Winners of the 2002 Nebula Awards were announced at a banquet Saturday evening, April 19, in Philadelphia PA.
- American Gods, Neil Gaiman
- "Bronte's Egg", Richard Chwedyk
(F&SF Aug 2002)
- "Hell Is the Absence of God", Ted Chiang
(Starlight 3, Patrick Nielsen Hayden, ed., Tor)
- SHORT STORY
- "Creature", Carol Emshwiller
(F&SF Oct/Nov 2002)
In addition, awards were presented, as previously announced, to Ursula K. Le Guin as Grand Master, and Katherine MacLean as Author Emeritus.
- The Lord of the Rings: The Fellowship of the Ring, Fran Walsh, Philippa Boyens, & Peter Jackson (New Line Cinema; based on the novel by J. R. R. Tolkien)
Richard Chwedyk, Neil Gaiman, and Katherine MacLean were present to accept their awards. Harry Harrison served as Toastmaster. Phil Klass presented the Grand Master Award to Le Guin, citing her novels The Left Hand of Darkness and The Dispossessed as masterpieces. Eileen Gunn accepted, reading a funny letter from Le Guin, who is on a previously scheduled cruise through the Caribbean and the Panama Canal; she described her anticipated experience (a daiquiri in one hand and barf bag in the other), and offered some modest suggestions on how SFWA should treat Grand Masters (e.g., they should always be addressed as "Your Grandeur"). Gunn arranged for various members of the audience to hold up 'Ursula masks' on cue to represent Le Guin's presence.
Sharon Lee presented the Author Emeritus Award to Katherine MacLean, who gave a brief acceptance speech. (There were no speeches during the evening's ceremony, by special awards winners or guests. MacLean, and toastmaster Harrison, gave speeches on Friday night.)
Catherine Asaro led presentation of the Nebula Awards proper. Katherine MacLean stepped forward at once to read the nominees and announce the winner of the short story award. Gordon Van Gelder accepted for Emshwiller, mentioning that she had won the Philip K. Dick Award the night before (for her novel The Mount).
Gardner Dozois presented the novelette award. Eileen Gunn accepted for Chiang, reading a brief statement in which Chiang thanked those SFWA members who voted for the stories they truly thought were the best.
Catherine Mintz presented the award for best script, and played a video tape (with some inevitable technical difficulties) from Peter Jackson, who is on location in New Zealand finishing The Return of the King.
Catherine Asaro thanked various members of the audience for helping put together the Nebula Awards Weekend, especially Catherine Mintz, before introducting Sheila Finch to present the novella award. Richard Chwedyk accepted his award, reading a long list of thank yous, including editor Gordon Van Gelder, and Ted Chiang, for keeping the word count down on "Hell Is the Absence of God".

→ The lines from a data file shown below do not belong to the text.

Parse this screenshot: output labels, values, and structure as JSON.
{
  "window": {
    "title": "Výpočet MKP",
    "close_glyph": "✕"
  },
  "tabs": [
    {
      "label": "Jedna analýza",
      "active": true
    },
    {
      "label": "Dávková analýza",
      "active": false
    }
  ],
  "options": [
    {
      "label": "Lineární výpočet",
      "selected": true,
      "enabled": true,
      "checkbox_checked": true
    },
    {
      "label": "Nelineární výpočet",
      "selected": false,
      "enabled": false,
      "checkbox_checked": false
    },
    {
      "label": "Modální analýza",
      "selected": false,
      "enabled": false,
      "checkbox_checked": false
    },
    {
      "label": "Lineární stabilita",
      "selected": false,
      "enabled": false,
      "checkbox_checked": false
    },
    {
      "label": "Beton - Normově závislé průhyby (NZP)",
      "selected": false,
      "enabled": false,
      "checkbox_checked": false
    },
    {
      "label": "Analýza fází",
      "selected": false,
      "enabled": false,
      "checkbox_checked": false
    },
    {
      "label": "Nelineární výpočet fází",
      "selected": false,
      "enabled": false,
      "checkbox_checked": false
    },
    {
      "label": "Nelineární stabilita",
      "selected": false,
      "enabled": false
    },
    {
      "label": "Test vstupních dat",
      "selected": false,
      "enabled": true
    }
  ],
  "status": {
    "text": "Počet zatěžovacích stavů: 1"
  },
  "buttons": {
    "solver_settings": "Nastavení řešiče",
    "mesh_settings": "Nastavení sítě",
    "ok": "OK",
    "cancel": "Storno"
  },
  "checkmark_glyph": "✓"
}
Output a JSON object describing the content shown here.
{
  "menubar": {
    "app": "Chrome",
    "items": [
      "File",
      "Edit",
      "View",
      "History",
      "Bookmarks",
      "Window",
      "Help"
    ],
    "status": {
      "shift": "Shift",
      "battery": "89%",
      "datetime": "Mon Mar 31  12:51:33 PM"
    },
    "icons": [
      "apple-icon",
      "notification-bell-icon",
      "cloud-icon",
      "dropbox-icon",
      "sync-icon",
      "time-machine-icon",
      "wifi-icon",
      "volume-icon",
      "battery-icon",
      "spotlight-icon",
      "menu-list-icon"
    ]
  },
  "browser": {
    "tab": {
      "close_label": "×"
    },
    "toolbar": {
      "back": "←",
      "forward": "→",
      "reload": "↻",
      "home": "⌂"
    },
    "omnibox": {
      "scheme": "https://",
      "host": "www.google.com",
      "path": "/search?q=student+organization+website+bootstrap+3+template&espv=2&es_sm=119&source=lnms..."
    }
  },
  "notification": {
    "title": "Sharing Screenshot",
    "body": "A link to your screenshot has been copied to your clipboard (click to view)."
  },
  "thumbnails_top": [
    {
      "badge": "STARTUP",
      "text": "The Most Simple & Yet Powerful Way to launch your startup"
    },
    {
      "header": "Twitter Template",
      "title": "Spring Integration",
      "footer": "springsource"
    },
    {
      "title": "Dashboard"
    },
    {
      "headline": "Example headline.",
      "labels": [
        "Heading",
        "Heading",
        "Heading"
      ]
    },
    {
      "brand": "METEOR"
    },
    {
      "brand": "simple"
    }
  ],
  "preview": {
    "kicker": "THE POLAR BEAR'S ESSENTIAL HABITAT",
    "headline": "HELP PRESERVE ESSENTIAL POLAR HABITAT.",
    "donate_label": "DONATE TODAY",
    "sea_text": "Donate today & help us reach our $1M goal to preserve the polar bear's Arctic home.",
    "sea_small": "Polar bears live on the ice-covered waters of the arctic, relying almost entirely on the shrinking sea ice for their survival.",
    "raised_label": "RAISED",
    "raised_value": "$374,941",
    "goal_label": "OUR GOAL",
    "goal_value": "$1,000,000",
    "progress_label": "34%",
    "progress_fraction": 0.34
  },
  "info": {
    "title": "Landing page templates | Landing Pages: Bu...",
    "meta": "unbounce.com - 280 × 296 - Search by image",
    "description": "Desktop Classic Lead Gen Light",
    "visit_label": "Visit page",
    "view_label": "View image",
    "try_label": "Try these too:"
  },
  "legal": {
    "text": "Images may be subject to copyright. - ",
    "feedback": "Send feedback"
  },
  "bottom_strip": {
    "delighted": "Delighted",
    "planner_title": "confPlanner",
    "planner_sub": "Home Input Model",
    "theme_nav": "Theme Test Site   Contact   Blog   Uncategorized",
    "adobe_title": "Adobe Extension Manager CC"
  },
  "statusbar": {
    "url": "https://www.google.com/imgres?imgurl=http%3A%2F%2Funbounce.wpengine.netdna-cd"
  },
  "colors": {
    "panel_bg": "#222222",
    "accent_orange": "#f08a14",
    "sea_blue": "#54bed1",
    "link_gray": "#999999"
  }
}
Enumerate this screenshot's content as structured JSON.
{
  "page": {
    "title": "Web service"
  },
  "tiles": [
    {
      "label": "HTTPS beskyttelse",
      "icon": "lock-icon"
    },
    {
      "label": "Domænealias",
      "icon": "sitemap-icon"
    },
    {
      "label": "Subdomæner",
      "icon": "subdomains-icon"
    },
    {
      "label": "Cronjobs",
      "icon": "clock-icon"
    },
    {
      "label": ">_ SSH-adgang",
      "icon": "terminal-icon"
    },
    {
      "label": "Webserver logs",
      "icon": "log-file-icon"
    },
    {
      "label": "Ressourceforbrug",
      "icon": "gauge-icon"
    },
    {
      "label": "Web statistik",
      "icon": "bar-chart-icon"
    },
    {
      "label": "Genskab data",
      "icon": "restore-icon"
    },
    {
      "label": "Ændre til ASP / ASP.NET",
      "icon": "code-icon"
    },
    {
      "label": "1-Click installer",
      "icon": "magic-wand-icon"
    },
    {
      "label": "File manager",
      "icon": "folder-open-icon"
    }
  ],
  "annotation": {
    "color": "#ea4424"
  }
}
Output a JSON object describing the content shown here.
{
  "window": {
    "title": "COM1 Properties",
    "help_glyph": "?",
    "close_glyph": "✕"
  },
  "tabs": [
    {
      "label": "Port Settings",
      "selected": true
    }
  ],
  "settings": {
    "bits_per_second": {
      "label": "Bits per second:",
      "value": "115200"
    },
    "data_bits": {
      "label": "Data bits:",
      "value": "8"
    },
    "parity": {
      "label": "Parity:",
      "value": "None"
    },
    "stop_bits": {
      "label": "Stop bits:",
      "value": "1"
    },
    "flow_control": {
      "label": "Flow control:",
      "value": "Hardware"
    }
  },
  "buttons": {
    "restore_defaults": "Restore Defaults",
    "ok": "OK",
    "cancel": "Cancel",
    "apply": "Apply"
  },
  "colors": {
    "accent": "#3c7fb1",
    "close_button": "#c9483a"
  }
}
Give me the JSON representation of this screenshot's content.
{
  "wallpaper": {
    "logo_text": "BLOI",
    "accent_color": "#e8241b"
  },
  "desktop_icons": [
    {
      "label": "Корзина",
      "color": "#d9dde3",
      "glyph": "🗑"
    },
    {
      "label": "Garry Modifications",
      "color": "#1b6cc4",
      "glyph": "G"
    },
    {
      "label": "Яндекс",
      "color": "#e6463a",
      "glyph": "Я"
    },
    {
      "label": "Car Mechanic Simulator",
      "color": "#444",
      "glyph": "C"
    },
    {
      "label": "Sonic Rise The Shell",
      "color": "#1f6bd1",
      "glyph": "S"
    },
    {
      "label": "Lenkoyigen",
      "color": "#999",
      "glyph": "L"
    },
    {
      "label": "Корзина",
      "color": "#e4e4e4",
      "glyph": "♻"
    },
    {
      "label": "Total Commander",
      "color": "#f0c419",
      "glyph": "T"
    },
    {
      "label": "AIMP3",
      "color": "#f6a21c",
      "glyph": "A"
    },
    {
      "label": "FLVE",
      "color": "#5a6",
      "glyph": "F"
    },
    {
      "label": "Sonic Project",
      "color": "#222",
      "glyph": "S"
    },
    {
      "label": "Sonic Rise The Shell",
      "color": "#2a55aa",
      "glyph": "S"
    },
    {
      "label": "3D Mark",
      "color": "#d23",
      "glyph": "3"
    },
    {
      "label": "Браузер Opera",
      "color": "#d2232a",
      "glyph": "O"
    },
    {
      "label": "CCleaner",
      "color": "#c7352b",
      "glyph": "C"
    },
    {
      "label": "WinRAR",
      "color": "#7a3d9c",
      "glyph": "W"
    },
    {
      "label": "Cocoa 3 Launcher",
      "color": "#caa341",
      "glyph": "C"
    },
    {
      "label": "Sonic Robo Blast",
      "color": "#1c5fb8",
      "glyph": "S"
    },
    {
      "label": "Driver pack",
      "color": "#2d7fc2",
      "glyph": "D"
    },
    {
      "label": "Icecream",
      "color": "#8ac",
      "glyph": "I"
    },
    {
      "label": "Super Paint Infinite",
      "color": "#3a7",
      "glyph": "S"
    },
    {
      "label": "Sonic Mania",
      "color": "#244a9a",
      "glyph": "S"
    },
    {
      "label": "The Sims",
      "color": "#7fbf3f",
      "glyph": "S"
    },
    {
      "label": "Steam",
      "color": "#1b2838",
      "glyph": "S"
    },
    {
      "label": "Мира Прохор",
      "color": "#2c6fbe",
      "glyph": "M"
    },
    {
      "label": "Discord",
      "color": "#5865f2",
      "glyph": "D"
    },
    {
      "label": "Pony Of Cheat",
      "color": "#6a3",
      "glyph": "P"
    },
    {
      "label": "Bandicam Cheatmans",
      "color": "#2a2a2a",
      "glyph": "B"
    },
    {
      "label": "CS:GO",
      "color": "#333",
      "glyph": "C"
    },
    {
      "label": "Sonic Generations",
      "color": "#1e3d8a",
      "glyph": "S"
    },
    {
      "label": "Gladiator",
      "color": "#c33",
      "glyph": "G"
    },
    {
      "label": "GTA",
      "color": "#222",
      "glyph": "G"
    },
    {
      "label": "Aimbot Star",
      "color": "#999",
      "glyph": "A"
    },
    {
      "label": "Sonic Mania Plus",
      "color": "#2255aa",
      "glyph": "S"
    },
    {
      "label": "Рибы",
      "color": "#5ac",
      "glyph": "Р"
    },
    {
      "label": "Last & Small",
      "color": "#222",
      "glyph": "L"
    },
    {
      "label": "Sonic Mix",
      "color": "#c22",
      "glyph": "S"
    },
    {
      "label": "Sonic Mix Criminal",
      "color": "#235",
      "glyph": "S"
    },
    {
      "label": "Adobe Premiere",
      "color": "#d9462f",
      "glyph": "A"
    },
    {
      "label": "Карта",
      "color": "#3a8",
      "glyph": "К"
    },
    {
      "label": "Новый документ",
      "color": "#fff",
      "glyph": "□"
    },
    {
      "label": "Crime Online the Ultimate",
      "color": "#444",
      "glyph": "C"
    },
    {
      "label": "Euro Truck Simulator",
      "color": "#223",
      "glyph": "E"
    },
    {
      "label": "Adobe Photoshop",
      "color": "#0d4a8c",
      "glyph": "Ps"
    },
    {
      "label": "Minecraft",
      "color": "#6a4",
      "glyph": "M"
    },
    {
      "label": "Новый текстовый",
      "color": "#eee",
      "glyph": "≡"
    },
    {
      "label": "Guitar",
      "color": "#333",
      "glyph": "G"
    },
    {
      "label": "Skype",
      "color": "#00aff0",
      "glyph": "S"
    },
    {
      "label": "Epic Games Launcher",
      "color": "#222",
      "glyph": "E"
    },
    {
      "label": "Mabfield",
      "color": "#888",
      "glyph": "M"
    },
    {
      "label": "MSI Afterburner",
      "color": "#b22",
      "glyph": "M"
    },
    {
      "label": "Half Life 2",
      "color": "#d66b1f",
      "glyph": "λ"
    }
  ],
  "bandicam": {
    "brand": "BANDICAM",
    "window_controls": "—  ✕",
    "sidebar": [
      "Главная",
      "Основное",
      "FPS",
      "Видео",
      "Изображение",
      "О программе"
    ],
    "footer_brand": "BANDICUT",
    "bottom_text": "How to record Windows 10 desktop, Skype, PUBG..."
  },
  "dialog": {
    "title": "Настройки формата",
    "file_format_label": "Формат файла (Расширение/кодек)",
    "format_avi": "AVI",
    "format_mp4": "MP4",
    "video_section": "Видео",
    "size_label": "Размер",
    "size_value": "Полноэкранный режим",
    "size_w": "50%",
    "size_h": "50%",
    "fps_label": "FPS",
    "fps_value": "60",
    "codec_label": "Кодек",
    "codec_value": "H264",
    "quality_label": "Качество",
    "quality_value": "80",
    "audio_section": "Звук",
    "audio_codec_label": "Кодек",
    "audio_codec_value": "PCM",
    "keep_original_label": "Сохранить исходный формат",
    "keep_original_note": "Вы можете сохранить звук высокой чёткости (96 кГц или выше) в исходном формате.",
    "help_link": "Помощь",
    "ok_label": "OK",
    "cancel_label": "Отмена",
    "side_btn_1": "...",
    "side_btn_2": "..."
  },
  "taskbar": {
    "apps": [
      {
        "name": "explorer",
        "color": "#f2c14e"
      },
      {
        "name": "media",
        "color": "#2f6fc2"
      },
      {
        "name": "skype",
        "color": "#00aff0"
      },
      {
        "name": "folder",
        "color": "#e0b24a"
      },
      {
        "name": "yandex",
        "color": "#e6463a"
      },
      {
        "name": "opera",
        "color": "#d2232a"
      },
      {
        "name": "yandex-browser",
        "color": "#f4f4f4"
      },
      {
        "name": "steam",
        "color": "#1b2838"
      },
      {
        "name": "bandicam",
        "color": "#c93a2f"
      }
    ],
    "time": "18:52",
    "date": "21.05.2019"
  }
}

Joe Haldeman presented the final award, for best novel. He kept the audience in suspense while citing a New Scientist article about parallel worlds, suggesting that there might well be six parallel universes, one for each novel nominee in which that nominee was the winner. Then he announced the winner in this universe. Neil Gaiman, after acknowledging that he might have screwed up his Hugo Award acceptance speech, said he didn't expect to win this award either, considering the strong competition, but that even if he didn't feel he deserved to win, he wasn't giving it back.
The evening closed with an announcement from Charles N. Brown about the establishment of the Paul G. Allen sponsored Science Fiction Experience museum in Seattle.
The Nebula Awards are voted by members of the Science Fiction and Fantasy Writers of America. The final ballot for this year's awards was posted in February. The Locus Index to Science Fiction Awards lists and indexes earlier Nebula Awards results.
The 2002 Philip K. Dick Award Winner, announced Friday evening at Norwescon 26 in SeaTac, Washington, is Carol Emshwiller's novel The Mount, published by Small Beer Press.
A special citation was given to China Miéville for The Scar (Del Rey).
The Philip K. Dick Award is given annually to the distinguished
original science fiction paperback published for the first time in the US.
The award is sponsored by the Philadelphia Science Fiction Society. The 2002 judges
were Shelley Rodrigo Blanchard, Michael Blumlein, Nalo Hopkinson (chair),
Donna McMahon, Lois Tilton. The 2003 judges are Stephen L. Burns, Suzy McKee Charnas, Craig Jacobsen, Richard Parks, Janine Ellen Young.
Finalists for the award are listed here. The Locus Index to Science Fiction Awards lists and indexes earlier Philip K. Dick Award results.